**WHAT THE TASK ASKS**
Which of the lines below contain the string "this"? Copy each one.

THE INPUT: Begin

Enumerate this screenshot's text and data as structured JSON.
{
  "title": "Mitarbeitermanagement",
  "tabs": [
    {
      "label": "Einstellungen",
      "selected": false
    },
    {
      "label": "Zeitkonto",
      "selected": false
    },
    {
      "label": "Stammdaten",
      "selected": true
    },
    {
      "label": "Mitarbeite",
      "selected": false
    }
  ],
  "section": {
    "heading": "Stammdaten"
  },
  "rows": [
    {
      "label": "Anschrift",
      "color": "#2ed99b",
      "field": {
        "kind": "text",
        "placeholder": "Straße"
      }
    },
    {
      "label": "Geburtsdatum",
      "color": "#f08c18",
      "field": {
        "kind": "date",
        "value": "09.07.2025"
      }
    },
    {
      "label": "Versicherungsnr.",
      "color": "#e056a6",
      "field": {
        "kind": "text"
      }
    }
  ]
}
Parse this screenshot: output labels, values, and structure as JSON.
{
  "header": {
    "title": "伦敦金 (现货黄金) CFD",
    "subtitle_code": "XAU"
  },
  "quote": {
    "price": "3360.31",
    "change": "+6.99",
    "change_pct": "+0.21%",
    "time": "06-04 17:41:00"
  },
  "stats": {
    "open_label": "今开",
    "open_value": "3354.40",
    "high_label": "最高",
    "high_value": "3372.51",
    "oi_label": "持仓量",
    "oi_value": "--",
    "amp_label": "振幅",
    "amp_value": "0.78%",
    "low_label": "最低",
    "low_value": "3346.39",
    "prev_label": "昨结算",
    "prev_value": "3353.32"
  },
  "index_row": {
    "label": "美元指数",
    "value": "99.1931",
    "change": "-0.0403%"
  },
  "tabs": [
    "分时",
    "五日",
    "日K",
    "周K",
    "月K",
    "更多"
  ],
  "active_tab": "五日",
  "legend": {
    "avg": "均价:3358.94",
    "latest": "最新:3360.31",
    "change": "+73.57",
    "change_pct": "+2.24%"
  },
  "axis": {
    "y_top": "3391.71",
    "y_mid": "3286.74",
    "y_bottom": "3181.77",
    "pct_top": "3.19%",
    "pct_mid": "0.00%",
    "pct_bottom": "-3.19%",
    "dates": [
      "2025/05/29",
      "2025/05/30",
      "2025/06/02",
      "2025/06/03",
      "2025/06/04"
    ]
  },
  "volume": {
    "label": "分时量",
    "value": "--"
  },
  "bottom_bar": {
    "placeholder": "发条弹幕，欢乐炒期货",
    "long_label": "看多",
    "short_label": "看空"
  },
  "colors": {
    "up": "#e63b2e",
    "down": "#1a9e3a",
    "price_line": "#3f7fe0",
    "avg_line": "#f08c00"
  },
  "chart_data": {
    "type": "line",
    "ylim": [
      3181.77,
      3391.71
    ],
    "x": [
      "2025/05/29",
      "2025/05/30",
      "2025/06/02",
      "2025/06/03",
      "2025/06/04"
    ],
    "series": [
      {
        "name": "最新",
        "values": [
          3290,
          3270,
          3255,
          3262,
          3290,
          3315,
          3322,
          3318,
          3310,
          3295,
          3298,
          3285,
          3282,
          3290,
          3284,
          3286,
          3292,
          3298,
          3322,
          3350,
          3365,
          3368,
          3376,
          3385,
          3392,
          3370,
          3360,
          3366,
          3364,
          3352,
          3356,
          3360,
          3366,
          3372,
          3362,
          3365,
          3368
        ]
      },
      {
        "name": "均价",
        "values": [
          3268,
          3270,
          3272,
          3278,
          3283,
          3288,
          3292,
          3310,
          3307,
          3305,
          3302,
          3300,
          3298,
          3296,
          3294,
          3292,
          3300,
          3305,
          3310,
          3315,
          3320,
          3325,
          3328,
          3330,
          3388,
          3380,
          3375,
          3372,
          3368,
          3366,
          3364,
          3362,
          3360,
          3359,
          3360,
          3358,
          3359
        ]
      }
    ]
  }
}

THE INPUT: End

**TASK OUTPUT**
Enumerate this screenshot's text and data as structured JSON.
Parse this screenshot: output labels, values, and structure as JSON.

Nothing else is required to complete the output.